Everyone loves a good barn find. But the story behind this adorable BSA has a different twist: It’s a charity find.
When Hurricane Sandy tore through the Eastern seaboard of the United States in 2012, New York was hit hard. In an effort to help displaced residents in Far Rockaway, Brooklyn, the local motorcycle community came together, and held a fundraiser.
This BSA went under the hammer—and Brooklyn resident Tim Harney, took it home. “The bike was literally a pile of broken bolts and bent metal,” Tim tells us. “Hidden inside its warped cases, however, beat the heart of a 1951 BSA C11.”
With just 12 max horsepower and a top speed of around 45 mph (72 kph), the pile of parts did not look very enticing. “But the idea of buying a generator with the proceeds of the sale, and supplying power to two city blocks, sounded great!” says Tim. So, with his pocket lightened to the tune of $500, the 250cc pre-unit British single became Tim’s new project bike.
With customer work keeping him busy, Tim couldn’t make the BSA his #1 priority. It just sat in his shop, getting a little bit of attention here and there, month after month. Then, years later, Tim suddenly found the incentive he needed.
“I was invited to show a bike at the Brooklyn Invitational,” he says. “The show is more gallery and less garage shop. Some say it spawned the modern ’boutique motorcycle show.’”

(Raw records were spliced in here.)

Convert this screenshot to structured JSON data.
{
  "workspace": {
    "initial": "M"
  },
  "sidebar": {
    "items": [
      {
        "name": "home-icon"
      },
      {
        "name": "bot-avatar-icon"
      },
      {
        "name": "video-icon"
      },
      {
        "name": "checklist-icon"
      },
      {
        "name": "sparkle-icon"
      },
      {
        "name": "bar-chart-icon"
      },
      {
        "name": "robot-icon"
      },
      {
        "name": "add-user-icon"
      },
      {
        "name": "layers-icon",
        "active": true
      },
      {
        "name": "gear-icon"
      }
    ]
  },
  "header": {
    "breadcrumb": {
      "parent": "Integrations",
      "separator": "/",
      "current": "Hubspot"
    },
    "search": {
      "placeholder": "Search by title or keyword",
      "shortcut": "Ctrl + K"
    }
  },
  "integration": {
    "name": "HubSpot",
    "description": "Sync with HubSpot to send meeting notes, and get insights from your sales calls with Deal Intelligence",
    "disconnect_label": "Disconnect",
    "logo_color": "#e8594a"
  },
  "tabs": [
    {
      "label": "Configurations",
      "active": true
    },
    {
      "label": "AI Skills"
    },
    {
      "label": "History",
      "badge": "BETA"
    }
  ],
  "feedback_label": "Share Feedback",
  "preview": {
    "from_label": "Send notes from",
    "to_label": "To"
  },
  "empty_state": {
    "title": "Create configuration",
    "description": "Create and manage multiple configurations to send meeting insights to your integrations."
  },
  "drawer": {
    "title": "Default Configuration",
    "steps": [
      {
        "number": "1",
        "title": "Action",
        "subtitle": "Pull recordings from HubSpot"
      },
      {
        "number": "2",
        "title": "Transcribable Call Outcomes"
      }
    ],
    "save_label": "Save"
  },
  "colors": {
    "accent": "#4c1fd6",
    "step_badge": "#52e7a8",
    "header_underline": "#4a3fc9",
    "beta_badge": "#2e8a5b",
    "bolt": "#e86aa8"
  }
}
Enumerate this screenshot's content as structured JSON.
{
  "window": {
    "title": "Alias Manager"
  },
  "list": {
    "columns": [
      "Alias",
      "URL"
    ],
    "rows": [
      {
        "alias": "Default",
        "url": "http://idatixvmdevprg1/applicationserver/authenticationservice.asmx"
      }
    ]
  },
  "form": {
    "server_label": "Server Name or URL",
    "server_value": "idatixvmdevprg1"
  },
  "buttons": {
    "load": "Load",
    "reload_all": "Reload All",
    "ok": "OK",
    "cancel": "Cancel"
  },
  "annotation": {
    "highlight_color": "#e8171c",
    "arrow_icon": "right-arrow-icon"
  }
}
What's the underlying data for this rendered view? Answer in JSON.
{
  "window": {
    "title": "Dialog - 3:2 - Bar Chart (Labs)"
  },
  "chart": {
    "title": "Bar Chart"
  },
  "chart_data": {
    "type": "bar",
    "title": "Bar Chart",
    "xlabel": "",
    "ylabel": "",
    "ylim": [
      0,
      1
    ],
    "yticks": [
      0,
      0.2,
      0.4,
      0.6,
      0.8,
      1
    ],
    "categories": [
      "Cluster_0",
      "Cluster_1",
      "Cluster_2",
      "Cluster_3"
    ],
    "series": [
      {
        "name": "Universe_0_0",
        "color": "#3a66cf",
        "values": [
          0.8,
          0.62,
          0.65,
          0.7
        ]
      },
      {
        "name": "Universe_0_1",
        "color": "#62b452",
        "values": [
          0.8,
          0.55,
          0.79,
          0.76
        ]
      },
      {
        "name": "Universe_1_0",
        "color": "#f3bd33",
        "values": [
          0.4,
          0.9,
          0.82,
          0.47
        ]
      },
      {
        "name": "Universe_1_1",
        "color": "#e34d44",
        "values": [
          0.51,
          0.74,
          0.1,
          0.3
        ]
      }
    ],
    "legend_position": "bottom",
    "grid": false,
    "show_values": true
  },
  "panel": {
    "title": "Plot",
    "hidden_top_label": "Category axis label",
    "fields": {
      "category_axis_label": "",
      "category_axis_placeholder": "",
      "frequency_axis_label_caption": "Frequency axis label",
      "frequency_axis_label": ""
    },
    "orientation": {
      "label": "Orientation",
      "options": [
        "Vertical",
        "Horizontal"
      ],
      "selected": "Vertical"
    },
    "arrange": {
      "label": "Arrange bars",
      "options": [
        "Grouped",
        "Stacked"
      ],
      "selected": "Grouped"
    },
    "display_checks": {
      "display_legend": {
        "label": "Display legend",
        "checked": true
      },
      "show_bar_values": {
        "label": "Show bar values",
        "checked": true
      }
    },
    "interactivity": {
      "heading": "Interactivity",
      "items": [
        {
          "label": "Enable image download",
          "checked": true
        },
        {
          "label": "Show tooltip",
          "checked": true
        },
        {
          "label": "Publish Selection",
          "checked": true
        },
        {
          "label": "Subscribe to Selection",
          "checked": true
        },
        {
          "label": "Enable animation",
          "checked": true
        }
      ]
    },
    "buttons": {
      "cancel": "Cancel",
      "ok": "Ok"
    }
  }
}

“Honored to be showing amongst industry legends, I knew I had to try much harder then I typically did!”
Many hours of labor later, Tim had transformed the BSA into the handsome resto-mod you see here. Like most of Tim’s builds, it’s sporting monochromatic finishes—and an honest, hand-built vibe that keeps us coming back for more.
Tim gutted the BSA from top to bottom, and rebuilt it with a few tasteful upgrades. He’s also spent time on the engine, which has been re-sleeved, balanced, shimmed, tightened and polished.
There’s all-new, handcrafted aluminum bodywork too, but Tim avoided doing anything wacky. “I wanted to ‘stay within the vocabulary’ of the original bike,” he explained.
The new fuel and oil tank fit together neatly, and are both plumbed with AN fittings. There’s an abbreviated fender out back with a swish little ducktail to finish it off, and a headlight-less shroud at the front.
The wheels have gone down in size, from skinny 20” rims to slightly beefier 19” versions at both ends. The rims were custom extruded, before being laced to the stock drum brake hubs by Buchanan’s Spoke & Rim.
Keen BSA historians will note that the 1951 C11 did not come equipped with this girder-style front end. This particular one’s from a 1939 Harley-Davidson Hummer; Tim restored it, and made it fit the BSA.
The handlebars are equally curious: they’re from a Raleigh pedal bike, circa 1919. They’ve been heavily modified to take an internal throttle—and a brake and clutch lever that could support the stress of motorcycle cables.
Additional touches include a custom-made, goat leather seat, and a high-slung exhaust header, capped with a Cone Engineering muffler. There’s a sprinkling of smaller details throughout the bike—like safety wire on some of the bolts—which reward close inspection without crossing into overkill territory.
After paint, polishing and chrome, Tim’s Brooklyn show entry was finally worthy of its invitation. The little BSA had been fully reborn—although a little quirkier than before.
It’s an unusually creative reinterpretation of old British iron, and that’s a good thing. “Giving new life to a historic vehicle doesn’t always have to have the same conclusion,” Tim says—and we couldn’t agree more.